> **About this exercise**: Would you please give the entries again word for word, with no images in your copy?

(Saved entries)
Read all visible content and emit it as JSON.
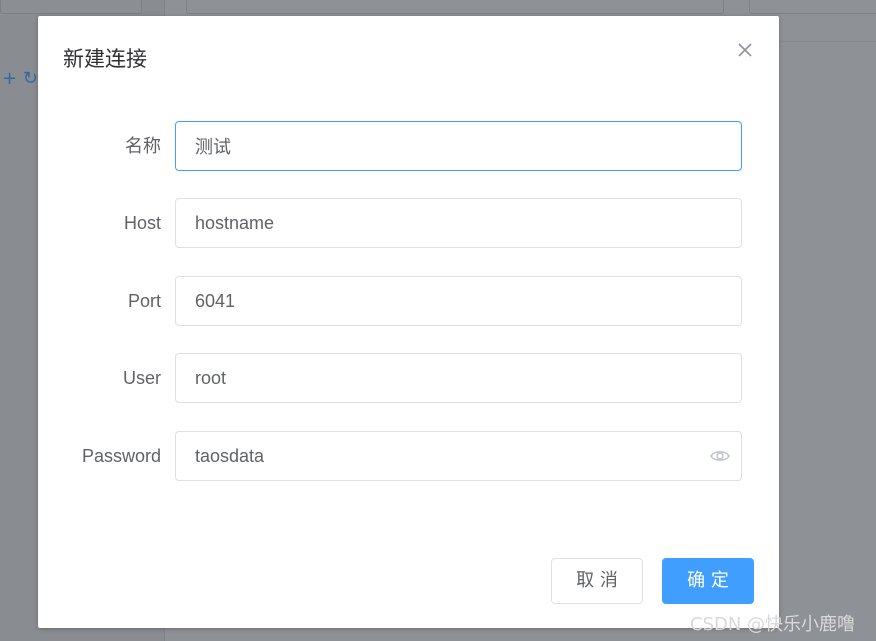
{
  "background": {
    "toolbar_icons": "+ ↻"
  },
  "dialog": {
    "title": "新建连接",
    "fields": [
      {
        "label": "名称",
        "value": "测试"
      },
      {
        "label": "Host",
        "value": "hostname"
      },
      {
        "label": "Port",
        "value": "6041"
      },
      {
        "label": "User",
        "value": "root"
      },
      {
        "label": "Password",
        "value": "taosdata"
      }
    ],
    "cancel_label": "取 消",
    "confirm_label": "确 定",
    "close_icon": "close-icon",
    "password_toggle_icon": "eye-icon"
  },
  "colors": {
    "primary": "#409eff",
    "overlay": "#8e9195",
    "border": "#dcdfe6",
    "text": "#606266"
  },
  "watermark": "CSDN @快乐小鹿噜"
}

> **Solution below**:
Read all visible content and emit it as JSON.
{
  "background": {
    "toolbar_icons": "+ ↻"
  },
  "dialog": {
    "title": "新建连接",
    "fields": [
      {
        "label": "名称",
        "value": "测试"
      },
      {
        "label": "Host",
        "value": "hostname"
      },
      {
        "label": "Port",
        "value": "6041"
      },
      {
        "label": "User",
        "value": "root"
      },
      {
        "label": "Password",
        "value": "taosdata"
      }
    ],
    "cancel_label": "取 消",
    "confirm_label": "确 定",
    "close_icon": "close-icon",
    "password_toggle_icon": "eye-icon"
  },
  "colors": {
    "primary": "#409eff",
    "overlay": "#8e9195",
    "border": "#dcdfe6",
    "text": "#606266"
  },
  "watermark": "CSDN @快乐小鹿噜"
}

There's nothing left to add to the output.